In this post I want to share my experience of preparation to GMAT test and advice on some “DOs and DON’Ts”. It will only be interesting for those who want to pass it and already know what GMAT is, what it is for, and how it is generally structured. Others will probably derive no benefit from reading this article.
So, as we assumed that you have a basic understanding of how test works (if you do not, I would recommend that you read the Wiki article about it), let us skip all the introductory information about the test and dive right into the preparation, my experience, and advice.
I think, it would be fair to start with my own result to manage everybody’s expectations. Who knows, maybe some of you will leave after this part…
I took the test twice and scored exactly the same, 710. Q49 and V38 — first time and Q48 and V39 — second time. It is the 92th percentile. In other words, 92% of those who took the test did worse while 8% of them did better . Ironically, I received 6.0 out of maximum 6.0 for Analytical Writing Assessment, GMAT section I almost did not prepare for.
Feynman is one of the brightest physicists of the 20th century who also happened to be a talented lecturer and an author of a book which is fun to read. Here are some excerpts from “Surely You’re Joking, Mr. Feynman” that I found interesting:
So I have just one wish for you–the good luck to be somewhere where you are free to maintain the kind of integrity I have described, and where you do not feel heed by a need to maintain your position In the organization, or financial support, or so on, to lose your integrity. May you have that freedom.
Isn’t it a modern luxury that very few of us can afford?
On pointless communication
When it came time to evaluate the conference at the end, the others told how much they got out of it, how successful it was, and so on. When they asked me, I said, “This conference was worse than a Rorschach test: There’s a meaningless inkblot, and the others ask you what you think you see, but when you tell them, they start arguing with you!
On mindfulness and watching your thoughts become dreams:
I also noticed that as you go to sleep the ideas continue, but they become less and less logically interconnected. You don’t notice that they’re not logically connected until you ask yourself, “What made me think of that?” and you try to work your way back, and often you can’t remember what the hell did make you think of that!

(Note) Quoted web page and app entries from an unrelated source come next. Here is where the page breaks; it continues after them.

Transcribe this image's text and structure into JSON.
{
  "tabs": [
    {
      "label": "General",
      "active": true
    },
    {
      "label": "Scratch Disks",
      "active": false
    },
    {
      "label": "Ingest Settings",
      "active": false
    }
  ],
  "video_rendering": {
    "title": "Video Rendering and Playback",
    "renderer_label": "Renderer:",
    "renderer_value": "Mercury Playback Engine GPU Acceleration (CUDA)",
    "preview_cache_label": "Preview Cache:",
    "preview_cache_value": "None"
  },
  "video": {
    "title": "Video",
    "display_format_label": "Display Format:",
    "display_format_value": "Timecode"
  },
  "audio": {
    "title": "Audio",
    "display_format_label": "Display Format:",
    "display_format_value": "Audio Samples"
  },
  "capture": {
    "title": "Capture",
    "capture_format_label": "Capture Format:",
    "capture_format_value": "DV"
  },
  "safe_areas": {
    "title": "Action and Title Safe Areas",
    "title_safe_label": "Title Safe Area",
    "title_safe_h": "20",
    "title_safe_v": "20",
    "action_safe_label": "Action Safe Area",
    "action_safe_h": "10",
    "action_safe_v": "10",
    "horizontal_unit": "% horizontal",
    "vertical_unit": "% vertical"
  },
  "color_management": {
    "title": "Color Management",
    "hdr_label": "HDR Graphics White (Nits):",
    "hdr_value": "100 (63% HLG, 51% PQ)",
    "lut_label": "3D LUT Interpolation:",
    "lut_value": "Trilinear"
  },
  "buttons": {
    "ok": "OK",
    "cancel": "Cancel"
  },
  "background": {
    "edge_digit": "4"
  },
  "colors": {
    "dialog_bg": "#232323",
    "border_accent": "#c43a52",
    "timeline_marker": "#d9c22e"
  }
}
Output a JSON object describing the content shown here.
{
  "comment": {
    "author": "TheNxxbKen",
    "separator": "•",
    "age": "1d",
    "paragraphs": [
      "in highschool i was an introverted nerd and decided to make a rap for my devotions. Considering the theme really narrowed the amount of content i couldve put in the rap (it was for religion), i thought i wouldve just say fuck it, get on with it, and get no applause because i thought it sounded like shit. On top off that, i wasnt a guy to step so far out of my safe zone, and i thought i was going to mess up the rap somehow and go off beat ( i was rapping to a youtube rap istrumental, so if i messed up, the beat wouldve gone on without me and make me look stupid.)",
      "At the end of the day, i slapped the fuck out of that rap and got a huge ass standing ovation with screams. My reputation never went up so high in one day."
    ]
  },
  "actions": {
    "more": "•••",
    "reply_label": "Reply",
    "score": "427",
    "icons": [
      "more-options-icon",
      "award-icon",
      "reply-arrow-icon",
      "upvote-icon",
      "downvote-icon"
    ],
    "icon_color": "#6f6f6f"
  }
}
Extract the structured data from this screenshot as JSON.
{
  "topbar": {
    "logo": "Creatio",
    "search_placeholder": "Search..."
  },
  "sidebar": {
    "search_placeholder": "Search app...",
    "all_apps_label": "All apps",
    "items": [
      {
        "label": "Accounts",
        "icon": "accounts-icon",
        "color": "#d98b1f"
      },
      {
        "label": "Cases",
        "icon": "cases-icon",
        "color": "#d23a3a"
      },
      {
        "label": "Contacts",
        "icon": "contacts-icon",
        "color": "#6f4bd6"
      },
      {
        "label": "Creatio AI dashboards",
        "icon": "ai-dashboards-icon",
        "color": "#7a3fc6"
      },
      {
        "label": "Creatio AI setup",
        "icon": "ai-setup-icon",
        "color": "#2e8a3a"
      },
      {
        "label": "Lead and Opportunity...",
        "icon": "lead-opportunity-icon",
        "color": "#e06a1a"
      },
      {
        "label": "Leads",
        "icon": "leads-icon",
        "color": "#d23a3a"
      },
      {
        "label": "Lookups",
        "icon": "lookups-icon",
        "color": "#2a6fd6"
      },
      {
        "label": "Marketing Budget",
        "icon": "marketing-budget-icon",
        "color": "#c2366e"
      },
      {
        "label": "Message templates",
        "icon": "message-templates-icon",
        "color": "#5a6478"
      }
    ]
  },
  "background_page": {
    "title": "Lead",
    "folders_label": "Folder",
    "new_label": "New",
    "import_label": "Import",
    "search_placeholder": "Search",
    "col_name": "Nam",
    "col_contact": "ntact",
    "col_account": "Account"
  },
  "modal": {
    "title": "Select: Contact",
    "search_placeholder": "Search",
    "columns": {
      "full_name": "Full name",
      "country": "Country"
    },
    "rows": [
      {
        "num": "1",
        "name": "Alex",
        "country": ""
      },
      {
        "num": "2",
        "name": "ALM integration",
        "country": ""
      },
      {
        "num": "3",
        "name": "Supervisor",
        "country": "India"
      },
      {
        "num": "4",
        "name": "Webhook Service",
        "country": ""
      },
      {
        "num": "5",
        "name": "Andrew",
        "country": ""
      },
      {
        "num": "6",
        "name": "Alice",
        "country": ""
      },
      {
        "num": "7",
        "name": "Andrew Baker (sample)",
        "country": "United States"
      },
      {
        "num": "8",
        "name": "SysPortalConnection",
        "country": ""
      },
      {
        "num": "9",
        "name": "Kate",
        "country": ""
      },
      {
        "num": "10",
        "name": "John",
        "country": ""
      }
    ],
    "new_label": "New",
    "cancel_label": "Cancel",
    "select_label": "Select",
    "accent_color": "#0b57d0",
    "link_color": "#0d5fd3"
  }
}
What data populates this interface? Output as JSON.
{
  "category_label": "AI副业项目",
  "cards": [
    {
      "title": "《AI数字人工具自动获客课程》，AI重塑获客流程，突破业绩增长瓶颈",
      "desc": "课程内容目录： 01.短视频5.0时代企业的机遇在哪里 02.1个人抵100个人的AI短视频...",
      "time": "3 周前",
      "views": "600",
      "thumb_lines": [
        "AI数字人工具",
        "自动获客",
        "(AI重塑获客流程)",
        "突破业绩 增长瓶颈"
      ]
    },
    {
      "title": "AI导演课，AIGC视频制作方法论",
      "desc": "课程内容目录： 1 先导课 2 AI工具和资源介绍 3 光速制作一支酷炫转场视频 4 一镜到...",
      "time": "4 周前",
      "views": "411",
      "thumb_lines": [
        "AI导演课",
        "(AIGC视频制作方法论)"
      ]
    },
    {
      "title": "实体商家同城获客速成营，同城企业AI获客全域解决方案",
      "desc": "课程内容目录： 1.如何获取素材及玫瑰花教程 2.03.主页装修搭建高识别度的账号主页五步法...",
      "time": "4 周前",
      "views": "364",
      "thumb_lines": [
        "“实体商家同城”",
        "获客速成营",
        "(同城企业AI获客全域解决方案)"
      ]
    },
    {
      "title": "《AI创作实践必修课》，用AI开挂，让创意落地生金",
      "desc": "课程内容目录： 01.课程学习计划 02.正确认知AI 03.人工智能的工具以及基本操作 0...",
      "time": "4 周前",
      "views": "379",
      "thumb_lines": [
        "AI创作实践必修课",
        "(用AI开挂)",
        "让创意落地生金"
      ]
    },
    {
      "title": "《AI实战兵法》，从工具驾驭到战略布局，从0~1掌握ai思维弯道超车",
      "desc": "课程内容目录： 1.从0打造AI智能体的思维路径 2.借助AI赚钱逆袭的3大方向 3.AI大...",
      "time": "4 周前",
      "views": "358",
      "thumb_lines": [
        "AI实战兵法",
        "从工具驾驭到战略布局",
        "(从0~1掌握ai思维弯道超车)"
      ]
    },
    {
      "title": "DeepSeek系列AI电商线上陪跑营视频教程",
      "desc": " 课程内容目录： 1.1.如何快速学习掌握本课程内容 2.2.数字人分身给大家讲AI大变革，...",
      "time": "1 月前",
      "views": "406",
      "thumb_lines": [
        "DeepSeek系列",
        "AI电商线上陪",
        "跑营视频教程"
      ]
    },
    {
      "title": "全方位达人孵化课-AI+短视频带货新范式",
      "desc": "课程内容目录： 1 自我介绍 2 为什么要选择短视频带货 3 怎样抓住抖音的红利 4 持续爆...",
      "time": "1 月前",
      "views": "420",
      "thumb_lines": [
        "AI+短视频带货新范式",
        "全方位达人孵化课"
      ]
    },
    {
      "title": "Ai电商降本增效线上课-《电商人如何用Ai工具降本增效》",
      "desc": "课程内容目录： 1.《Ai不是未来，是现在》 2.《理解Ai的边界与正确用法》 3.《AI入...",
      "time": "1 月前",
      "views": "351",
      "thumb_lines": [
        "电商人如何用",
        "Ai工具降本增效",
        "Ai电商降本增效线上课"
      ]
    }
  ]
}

So you get every illusion of logical connection, but the actual fact is that the thoughts become more and more cockeyed until they’re completely disjointed, and beyond that, you fall asleep.
After four weeks of sleeping all the time, I wrote my theme, and explained the observations I had made. At the end of the theme I pointed out that all of these observations were made while I was watching myself fall asleep, and I don’t really know what it’s like to fall asleep when I’m not watching myself. I concluded the theme with a little verse I made up, which pointed out this problem of introspection:
Not a long time ago I wrote a post about My Stroke of Insight by Jill Bolte Taylor. And during last couple of months I listened to two more books: Brain Rules by John Medina and Your Brain at Work by David Rock. Unlike Jill, they don’t tell their own stories but try to give real life recommendations based on neuroscience research.
John focuses on general principles rules of brain functioning which he covers relatively briefly. David on the other hand provides more of a deep dive in various situations that we face daily, mostly at work but views them through the prism of our brain and its biochemistry. Social concepts, such as status, reward and others are explained through things like oxytocin, dopamine & epinephrine.
Those who find such topics interesting can find my notes below. Plus, a couple of great videos of authors’ talks and one fun Slideshare presentation.
John recommends various kind of physical activity, especially aerobic one, including long walks. He states that if participants of business meetings walked on treadmills with 1.8 mile/hr speed, they would come up with much more creative ideas, not to mention increased memory and overall well-being. By the way, John takes his own medicine. It took him 15 minutes to adapt to replying to emails while walking.
“I cannot teach anybody anything, I can only make them think.”
Why even think of educational online courses?
In my opinion, full freedom implies self-improvement and the ability to learn new things every day. And you know what? I don’t really think that joining the university is absolutely the best way to do it.
I guess I’m not the only one here who has a feeling that education in the traditional meaning of this word is dying in the 21st Century. Sounds like a bold statement, but it’s true. Even now, in 2010 amount of the information available for free is unbelievable. And it’s increasing exponentially. If you still have doubts I recommend you to watch this truly amazing video:
I’m not sure about you, but it definitely made me think a lot. Old traditional universities with big names won’t disappear overnight, of course not. Degree is still the best available indicator of credibility, top universities still have an opportunity to provide their students with the wide range of various subjects and classes. The point is if you worry about practical knowledge more than about degree and credits there are some alternatives available for you. Probably, you just don’t have that much time to spend on educating yourself in a traditional way or probably you don’t want to settle down in one place for a few years?